## Problem requirements
Copy the lines below that contain "Modifier".

## Extracted data

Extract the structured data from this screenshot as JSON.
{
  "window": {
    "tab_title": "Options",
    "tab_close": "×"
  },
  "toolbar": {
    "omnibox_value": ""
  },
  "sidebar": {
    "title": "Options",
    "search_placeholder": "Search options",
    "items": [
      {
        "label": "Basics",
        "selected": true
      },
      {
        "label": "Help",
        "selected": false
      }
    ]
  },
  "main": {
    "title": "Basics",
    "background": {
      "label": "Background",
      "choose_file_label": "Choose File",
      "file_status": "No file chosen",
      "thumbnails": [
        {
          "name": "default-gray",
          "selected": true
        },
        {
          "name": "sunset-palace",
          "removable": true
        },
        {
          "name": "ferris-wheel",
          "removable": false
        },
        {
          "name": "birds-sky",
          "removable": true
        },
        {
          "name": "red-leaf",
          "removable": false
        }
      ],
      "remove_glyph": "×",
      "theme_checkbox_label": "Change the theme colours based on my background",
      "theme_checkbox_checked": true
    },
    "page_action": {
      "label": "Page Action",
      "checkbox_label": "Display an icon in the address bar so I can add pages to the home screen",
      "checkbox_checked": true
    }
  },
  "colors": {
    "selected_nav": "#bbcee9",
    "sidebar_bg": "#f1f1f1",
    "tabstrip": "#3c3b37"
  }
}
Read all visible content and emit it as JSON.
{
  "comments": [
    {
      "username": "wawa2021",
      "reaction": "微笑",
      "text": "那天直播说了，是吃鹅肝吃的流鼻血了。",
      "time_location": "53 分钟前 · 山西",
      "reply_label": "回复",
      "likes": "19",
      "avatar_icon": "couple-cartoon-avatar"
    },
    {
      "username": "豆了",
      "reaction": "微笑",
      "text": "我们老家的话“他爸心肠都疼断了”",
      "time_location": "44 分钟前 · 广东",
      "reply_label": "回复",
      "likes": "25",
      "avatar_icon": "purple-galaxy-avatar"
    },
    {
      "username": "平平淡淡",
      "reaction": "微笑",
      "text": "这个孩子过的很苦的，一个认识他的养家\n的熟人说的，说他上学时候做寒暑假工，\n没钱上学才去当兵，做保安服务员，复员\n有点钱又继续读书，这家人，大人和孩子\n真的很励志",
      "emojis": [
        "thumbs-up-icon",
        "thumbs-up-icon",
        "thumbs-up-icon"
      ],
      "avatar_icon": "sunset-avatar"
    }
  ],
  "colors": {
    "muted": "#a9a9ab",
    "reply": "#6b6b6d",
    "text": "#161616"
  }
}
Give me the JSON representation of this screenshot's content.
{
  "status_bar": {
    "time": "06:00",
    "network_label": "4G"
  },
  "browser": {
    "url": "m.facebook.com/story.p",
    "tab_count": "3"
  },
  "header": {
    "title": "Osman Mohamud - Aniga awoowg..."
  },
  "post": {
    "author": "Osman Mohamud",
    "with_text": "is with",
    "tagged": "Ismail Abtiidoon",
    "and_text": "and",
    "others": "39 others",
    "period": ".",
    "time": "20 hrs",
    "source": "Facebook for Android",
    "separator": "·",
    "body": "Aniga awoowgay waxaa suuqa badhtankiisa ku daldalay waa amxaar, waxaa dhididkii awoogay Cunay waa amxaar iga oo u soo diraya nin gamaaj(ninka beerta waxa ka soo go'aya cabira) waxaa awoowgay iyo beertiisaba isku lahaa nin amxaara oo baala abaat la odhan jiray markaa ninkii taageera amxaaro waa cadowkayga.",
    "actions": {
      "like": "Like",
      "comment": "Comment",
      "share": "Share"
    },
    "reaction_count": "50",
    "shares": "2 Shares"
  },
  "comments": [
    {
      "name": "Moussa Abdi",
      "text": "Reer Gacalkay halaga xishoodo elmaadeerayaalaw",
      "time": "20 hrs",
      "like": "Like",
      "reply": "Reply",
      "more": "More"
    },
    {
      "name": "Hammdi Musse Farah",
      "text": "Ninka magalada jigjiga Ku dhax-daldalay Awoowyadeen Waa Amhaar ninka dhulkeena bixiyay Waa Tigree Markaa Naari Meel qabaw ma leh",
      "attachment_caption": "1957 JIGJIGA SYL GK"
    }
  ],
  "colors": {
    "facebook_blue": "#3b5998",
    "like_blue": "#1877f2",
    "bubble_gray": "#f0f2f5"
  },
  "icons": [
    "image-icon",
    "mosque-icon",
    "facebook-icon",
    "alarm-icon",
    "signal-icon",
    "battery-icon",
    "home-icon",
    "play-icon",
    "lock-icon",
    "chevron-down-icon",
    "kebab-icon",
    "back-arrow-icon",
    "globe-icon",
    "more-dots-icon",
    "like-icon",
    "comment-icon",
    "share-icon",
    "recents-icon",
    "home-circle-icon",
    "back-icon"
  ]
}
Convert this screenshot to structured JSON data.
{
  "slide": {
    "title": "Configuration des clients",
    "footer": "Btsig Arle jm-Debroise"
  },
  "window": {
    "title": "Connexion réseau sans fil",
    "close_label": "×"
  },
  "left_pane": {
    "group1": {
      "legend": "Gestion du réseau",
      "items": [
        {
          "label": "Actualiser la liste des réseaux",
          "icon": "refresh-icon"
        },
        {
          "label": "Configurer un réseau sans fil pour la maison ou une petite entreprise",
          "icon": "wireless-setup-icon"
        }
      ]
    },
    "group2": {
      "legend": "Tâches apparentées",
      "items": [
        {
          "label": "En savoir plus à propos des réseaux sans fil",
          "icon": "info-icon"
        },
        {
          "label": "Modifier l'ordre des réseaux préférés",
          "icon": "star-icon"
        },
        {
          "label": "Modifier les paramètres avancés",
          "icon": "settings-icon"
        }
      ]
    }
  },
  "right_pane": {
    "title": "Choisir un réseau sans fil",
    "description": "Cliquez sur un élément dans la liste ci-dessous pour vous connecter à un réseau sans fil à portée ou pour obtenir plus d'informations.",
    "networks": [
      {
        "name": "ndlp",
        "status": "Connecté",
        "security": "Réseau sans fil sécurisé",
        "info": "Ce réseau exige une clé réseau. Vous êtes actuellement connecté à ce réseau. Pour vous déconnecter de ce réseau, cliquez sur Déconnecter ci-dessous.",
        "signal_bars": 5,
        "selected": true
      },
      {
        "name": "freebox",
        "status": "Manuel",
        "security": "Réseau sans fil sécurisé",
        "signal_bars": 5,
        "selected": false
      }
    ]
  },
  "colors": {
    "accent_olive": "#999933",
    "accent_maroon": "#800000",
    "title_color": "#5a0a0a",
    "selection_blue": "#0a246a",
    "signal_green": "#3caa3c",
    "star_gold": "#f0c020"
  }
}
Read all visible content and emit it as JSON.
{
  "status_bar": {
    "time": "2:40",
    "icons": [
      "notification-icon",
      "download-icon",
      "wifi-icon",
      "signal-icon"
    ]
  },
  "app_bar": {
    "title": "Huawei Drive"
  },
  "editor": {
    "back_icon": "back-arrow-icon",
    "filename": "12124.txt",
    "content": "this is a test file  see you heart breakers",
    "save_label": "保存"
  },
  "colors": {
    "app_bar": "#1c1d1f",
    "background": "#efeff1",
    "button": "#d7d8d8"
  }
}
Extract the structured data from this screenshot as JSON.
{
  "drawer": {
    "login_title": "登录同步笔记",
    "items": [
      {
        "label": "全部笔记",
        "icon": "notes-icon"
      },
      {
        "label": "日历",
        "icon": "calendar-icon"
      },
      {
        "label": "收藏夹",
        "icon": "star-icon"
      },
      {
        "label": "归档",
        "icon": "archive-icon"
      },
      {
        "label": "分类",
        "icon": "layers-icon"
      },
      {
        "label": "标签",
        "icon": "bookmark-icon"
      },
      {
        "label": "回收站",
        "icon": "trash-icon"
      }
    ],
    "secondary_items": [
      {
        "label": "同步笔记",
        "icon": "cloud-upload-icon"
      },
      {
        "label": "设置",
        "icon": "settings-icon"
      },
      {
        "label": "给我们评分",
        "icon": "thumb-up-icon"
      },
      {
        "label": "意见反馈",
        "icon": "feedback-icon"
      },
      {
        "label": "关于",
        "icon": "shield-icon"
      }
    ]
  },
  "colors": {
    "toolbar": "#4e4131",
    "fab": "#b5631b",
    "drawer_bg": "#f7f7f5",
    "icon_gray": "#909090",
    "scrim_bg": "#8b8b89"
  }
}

## Response area
          "label": "Modifier l'ordre des réseaux préférés",
          "label": "Modifier les paramètres avancés",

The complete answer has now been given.